22 March 2021 2:47 AM GMT
A tender condition disallowing a contractor from participating in the process again, because his work was previously terminated, would not amount to blacklisting, the Bombay High Court has held while rejecting a petition by mechanised housekeeping major Bharat Vikas Group (BVG India Ltd). A division bench of Chief Justice Dipankar Datta and Justice GS Kulkarni ruled that the Navi...
A tender condition disallowing a contractor from participating in the process again, because his work was previously terminated, would not amount to blacklisting, the Bombay High Court has held while rejecting a petition by mechanised housekeeping major Bharat Vikas Group (BVG India Ltd).
A division bench of Chief Justice Dipankar Datta and Justice GS Kulkarni ruled that the Navi Mumbai Municipal Corporation (NMMC) was entitled to impose such a condition as the "terms of invitation to tender" were not open to judicial scrutiny and the condition is neither illegal nor arbitrary.
To provide for such condition as a pre-qualification criterion is a commercial decision taken by the Corporation… The Court would not have any expertise either to question the commercial efficacy or the commercial wisdom vested with the Corporation to stipulate such condition qua the tender in question.
The bench held that it was fallacious on BVG's part to hold such a condition as implied blacklisting, as, the condition was neither applicable only to them nor were they debarred from participating in other tenders of the Corporation.
The condition is applicable to any prospective bidder who may have been awarded such a contract by any other entity and who has suffered a termination on account of unsatisfactory services.
The bench observed that blacklisting is a method/phenomenon by which the tendering authority intends not to enter into a contractual relationship with a party which has civil consequences. Moreover, a contractor cannot be blacklisted without giving him a chance to be heard in adherence to the principles of natural justice.
The bench referred to the following judgements to explain the concept of blacklisting:-
Erusian Equipment and Chemicals Ltd. Vs. State of West Bengal 1975 (1) SCC 70; Southern Painters Vs. Fertilisers and Chemicals Travancore Ltd., 1994 Suppl (2) SCC 699, and Gorkha Security Services. Vs. Government (NCT OF DELHI) & Ors., (2014) 9 SCC 105
Facts of the case
BVG was awarded a contract for "Mechanised Housekeeping & Multipurpose (Patient Care) Services" for its health centres – three general hospitals and three maternity and child health centres – in 2016, for a period of five years. However, a show cause notice was issued within ten months and after a detailed hearing the contract was terminated.
BVG, however, challenged the pre-qualification criteria/eligibility condition in the fresh tender issued for the same work, in two petitions.
"The contractors whose work contract is terminated due to unsatisfactory services or are black listed would not be eligible to participate in the tender".
BVG, represented by Senior Advocate VA Thorat, argued that the qualification criterion must be declared illegal, as, by virtue of such a condition, the petitioner stood prohibited from participating in the tender in question issued by the Corporation. He argued that the "real effect" of the condition is that the petitioner stands blacklisted, without being heard.

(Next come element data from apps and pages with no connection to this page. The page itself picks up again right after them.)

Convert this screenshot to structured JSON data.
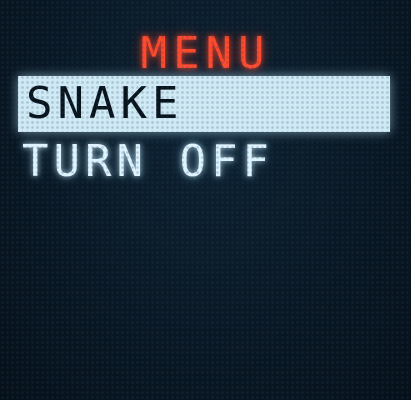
{
  "menu": {
    "title": "MENU",
    "items": [
      {
        "label": "SNAKE",
        "selected": true
      },
      {
        "label": "TURN OFF",
        "selected": false
      }
    ]
  },
  "colors": {
    "title": "#ff4a2e",
    "selected_bg": "#cfe9f5",
    "text": "#dff3ff",
    "screen_bg": "#07111a"
  }
}
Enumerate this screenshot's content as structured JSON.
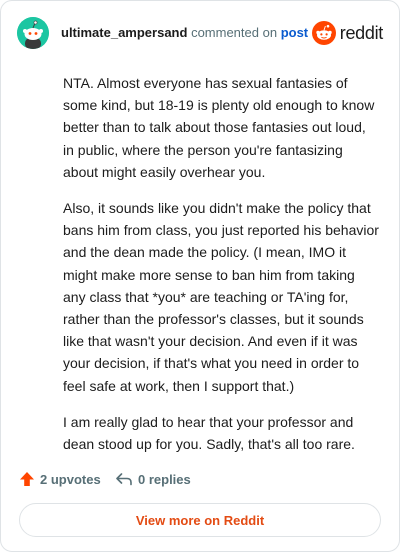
{
  "header": {
    "username": "ultimate_ampersand",
    "action": "commented on",
    "link": "post",
    "brand": "reddit"
  },
  "comment": {
    "paragraphs": [
      "NTA. Almost everyone has sexual fantasies of some kind, but 18-19 is plenty old enough to know better than to talk about those fantasies out loud, in public, where the person you're fantasizing about might easily overhear you.",
      "Also, it sounds like you didn't make the policy that bans him from class, you just reported his behavior and the dean made the policy. (I mean, IMO it might make more sense to ban him from taking any class that *you* are teaching or TA'ing for, rather than the professor's classes, but it sounds like that wasn't your decision. And even if it was your decision, if that's what you need in order to feel safe at work, then I support that.)",
      "I am really glad to hear that your professor and dean stood up for you. Sadly, that's all too rare."
    ]
  },
  "footer": {
    "upvotes": "2 upvotes",
    "replies": "0 replies",
    "view_more": "View more on Reddit"
  },
  "icons": {
    "avatar": "snoo-avatar-icon",
    "brand": "reddit-logo-icon",
    "upvote": "upvote-arrow-icon",
    "reply": "reply-arrow-icon"
  },
  "colors": {
    "accent": "#ff4500",
    "avatar_bg": "#1cc6a2",
    "link": "#0a5bcf",
    "view_more": "#e34b13"
  }
}
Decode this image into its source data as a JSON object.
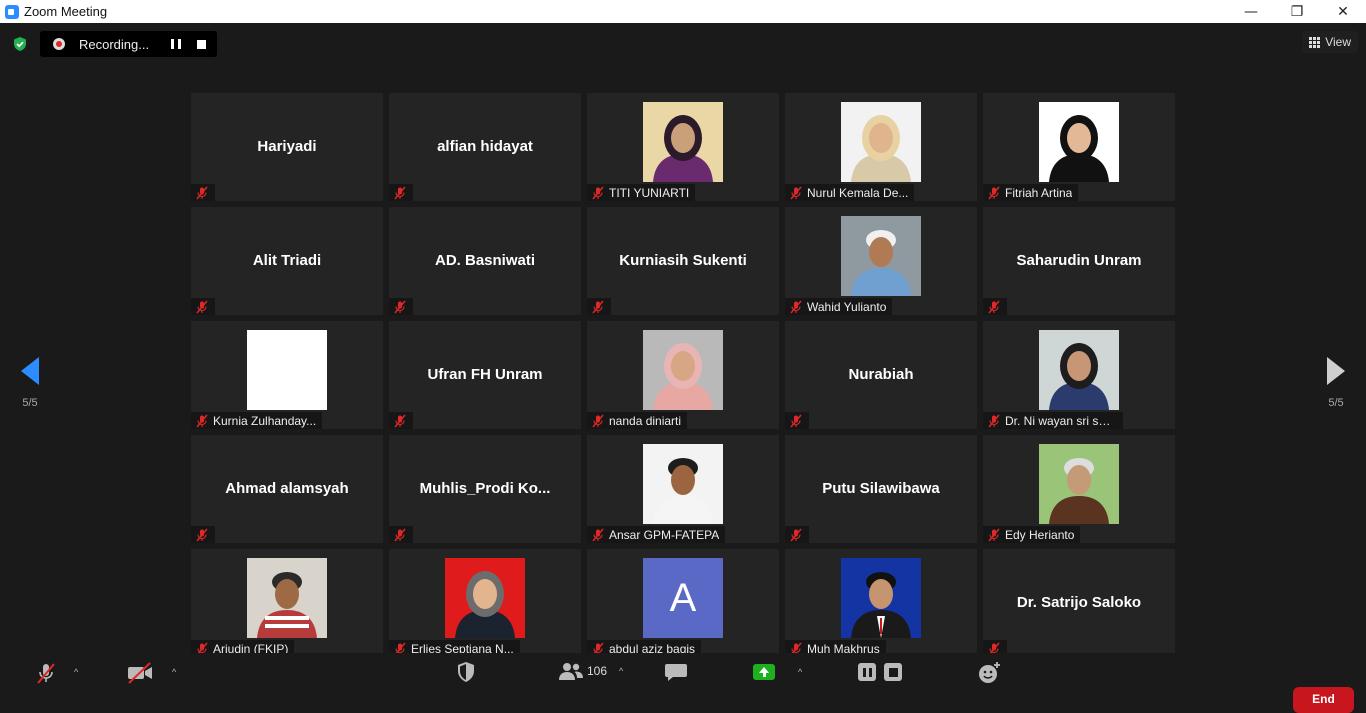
{
  "window": {
    "title": "Zoom Meeting",
    "minimize_glyph": "—",
    "restore_glyph": "❐",
    "close_glyph": "✕"
  },
  "recording": {
    "label": "Recording..."
  },
  "view": {
    "label": "View"
  },
  "pagination": {
    "left_label": "5/5",
    "right_label": "5/5"
  },
  "participants": [
    {
      "name": "Hariyadi",
      "label": "",
      "photo": false
    },
    {
      "name": "alfian hidayat",
      "label": "",
      "photo": false
    },
    {
      "name": "",
      "label": "TITI YUNIARTI",
      "photo": true,
      "photo_kind": "woman-purple"
    },
    {
      "name": "",
      "label": "Nurul Kemala De...",
      "photo": true,
      "photo_kind": "woman-beige"
    },
    {
      "name": "",
      "label": "Fitriah Artina",
      "photo": true,
      "photo_kind": "woman-black"
    },
    {
      "name": "Alit Triadi",
      "label": "",
      "photo": false
    },
    {
      "name": "AD. Basniwati",
      "label": "",
      "photo": false
    },
    {
      "name": "Kurniasih Sukenti",
      "label": "",
      "photo": false
    },
    {
      "name": "",
      "label": "Wahid Yulianto",
      "photo": true,
      "photo_kind": "man-window"
    },
    {
      "name": "Saharudin Unram",
      "label": "",
      "photo": false
    },
    {
      "name": "",
      "label": "Kurnia Zulhanday...",
      "photo": true,
      "photo_kind": "blank-white"
    },
    {
      "name": "Ufran FH Unram",
      "label": "",
      "photo": false
    },
    {
      "name": "",
      "label": "nanda diniarti",
      "photo": true,
      "photo_kind": "woman-pink"
    },
    {
      "name": "Nurabiah",
      "label": "",
      "photo": false
    },
    {
      "name": "",
      "label": "Dr. Ni wayan sri suli...",
      "photo": true,
      "photo_kind": "woman-office"
    },
    {
      "name": "Ahmad alamsyah",
      "label": "",
      "photo": false
    },
    {
      "name": "Muhlis_Prodi  Ko...",
      "label": "",
      "photo": false
    },
    {
      "name": "",
      "label": "Ansar GPM-FATEPA",
      "photo": true,
      "photo_kind": "man-white"
    },
    {
      "name": "Putu Silawibawa",
      "label": "",
      "photo": false
    },
    {
      "name": "",
      "label": "Edy Herianto",
      "photo": true,
      "photo_kind": "man-banner"
    },
    {
      "name": "",
      "label": "Arjudin (FKIP)",
      "photo": true,
      "photo_kind": "man-striped"
    },
    {
      "name": "",
      "label": "Erlies Septiana N...",
      "photo": true,
      "photo_kind": "woman-red"
    },
    {
      "name": "",
      "label": "abdul aziz bagis",
      "photo": true,
      "photo_kind": "avatar-letter",
      "avatar_letter": "A"
    },
    {
      "name": "",
      "label": "Muh Makhrus",
      "photo": true,
      "photo_kind": "man-blue"
    },
    {
      "name": "Dr. Satrijo Saloko",
      "label": "",
      "photo": false
    }
  ],
  "toolbar": {
    "participants_count": "106",
    "end_label": "End",
    "caret": "^"
  },
  "colors": {
    "accent": "#2d8cff",
    "muted_mic": "#e02828",
    "share_green": "#1fb01f",
    "end_red": "#c8161e"
  }
}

Advocate Sandeep Marne, on behalf of the Corporation, submitted that the Corporation being the tendering authority, had the freedom to insert a tender condition which is in the best interest of the Corporation, hence there is nothing arbitrary and/or illegal to impose such a condition.
The bench held that the power of judicial review in contractual matters concerning the State, is limited. The concern of the Court in exercising such powers would be to prevent any arbitrariness, discrimination, malafides in the tender process, so as to ensure adherence of fairness in the State action.
It is not the function of the Court to act as a super board, or with the zeal of a pedantic school master substituting its judgment for that of the administration. The duty of the court is to confine itself to the question of legality of the tender process on the touchstone of Article 14 of the Constitution.
The bench said that The Government must have freedom of contract, in other words, a fair play in the joints is a necessary concomitant for an administrative body, functioning in an administrative sphere or quasi-administrative sphere. However, the decision must not only be tested by the application of Wednesbury principle of reasonableness but must be free from arbitrariness not affected by bias or actuated by mala fides. Quashing decisions may impose heavy administrative burden on the administration and would lead to increased and unbudgeted expenditure.
The bench held that the Court does not sit as an appellate authority over the tendering authority, but merely reviews the manner in which the decision was made.
The court further held that It is also settled that the "terms of the invitation to tender" cannot be open to judicial scrutiny as an invitation to tender is in the realm of contract.
Click Hear To Download/Read Judgment